Aside from Nabokov’s usual wonderful prose and lovable characters, I found the slow, creeping insanity that Luzhin endures to be very believable and a bit unsettling. And even though I saw the end coming, that didn’t lessen the impact and effectiveness of it.

Another great read, and anyone who hasn’t read Nabokov please pick up one of his books, you won’t regret it!

how ‘the customer is always right’ culture is ruining our society

Happy May Day! Workers’ rights are important, and are ignored quite a bit in this capitalistic country (one of the few countries that doesn’t have May Day as a day off for workers… quite ironic.)

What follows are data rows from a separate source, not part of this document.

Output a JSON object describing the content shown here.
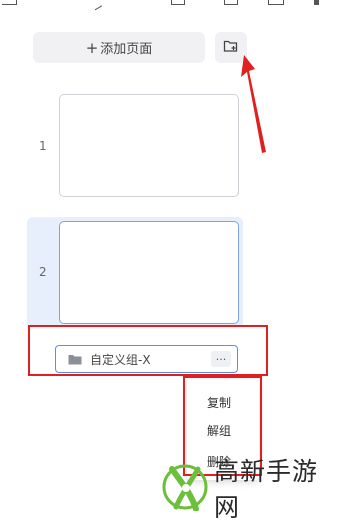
{
  "toolbar": {
    "add_page_plus": "+",
    "add_page_label": "添加页面"
  },
  "pages": [
    {
      "number": "1"
    },
    {
      "number": "2"
    }
  ],
  "group": {
    "name": "自定义组-X",
    "more_label": "···"
  },
  "context_menu": {
    "items": [
      "复制",
      "解组",
      "删除"
    ]
  },
  "watermark": {
    "text": "高新手游网"
  },
  "colors": {
    "accent_blue": "#5b8def",
    "highlight_red": "#e02020",
    "selected_bg": "#e8effc",
    "logo_green": "#6bbf3a"
  }
}
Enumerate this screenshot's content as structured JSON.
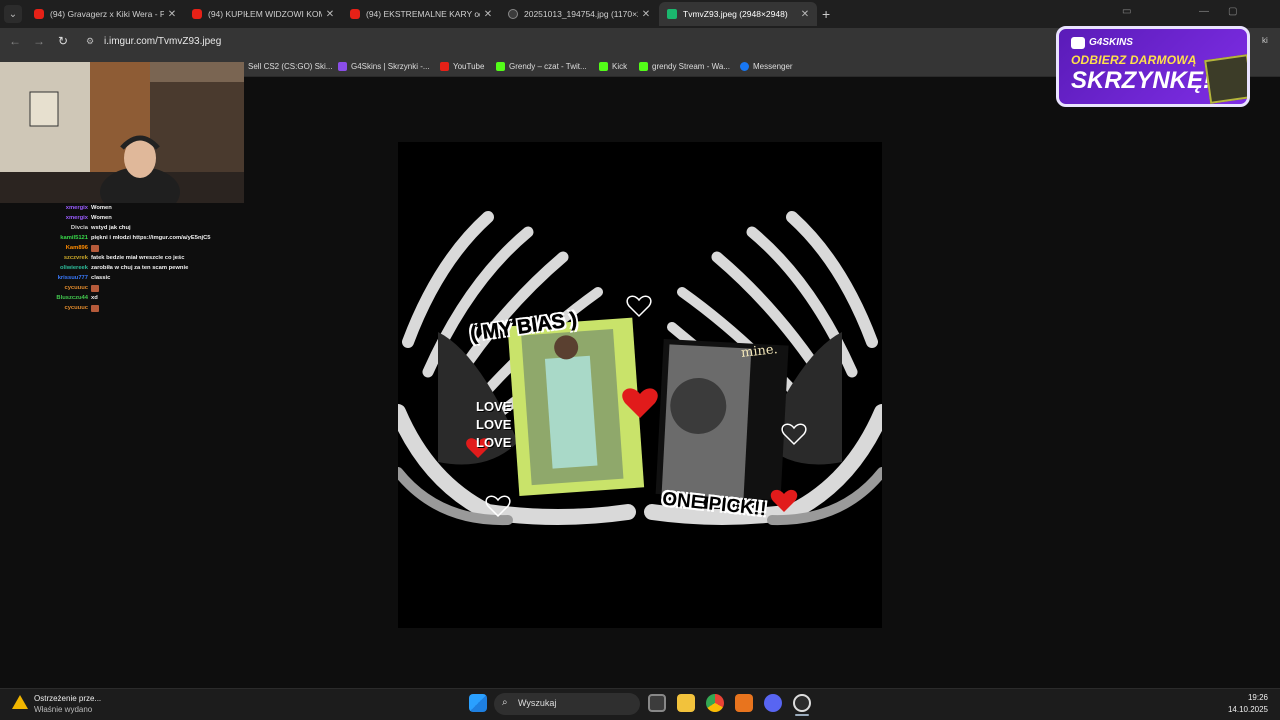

Here, it seems, even workers treat other workers like crap. And I don’t think it’s necessarily because they are bad people, but because they’ve been trained to be assholes by this ‘customer is always right’ idea.

Imagine going out to eat, and always being given your food free if you complain and yell about it enough. Imagine getting pulled to the front of the line if you scream and make a fuss. Imagine being apologized to profusely and groveled before if you howl and threaten convincingly enough—this is the state of customer service in America. He who screams and yells the loudest is given the quickest, best service.

It’s not hard to imagine this spreading to other, non-consumer areas of society. After being trained for their entire lives that yelling gets you your way, why shouldn’t someone take this strategy home, and yell at their wife or kids? Or at someone online in an argument? Or any other area of life?

We’ve trained people to be assholes by rewarding them for shitty behavior, at the cost of our workers’ sanity. It has to stop!

No one should be given a free meal for yelling and treating the server like shit, they should be thrown out and banned from the restaurant. They should not get to talk to the supervisor before everyone else in line because they started screaming, they should be thrown out and not allowed back in. People need to learn to behave civilly if they want to be helped and served by another human being.

But until we stop worshiping the dollar above all else, no company will change their ‘customer is always right’ policy–which translated, is really ‘the dollar is always right.’

Even more right than the rights of your workers to be treated like a human being.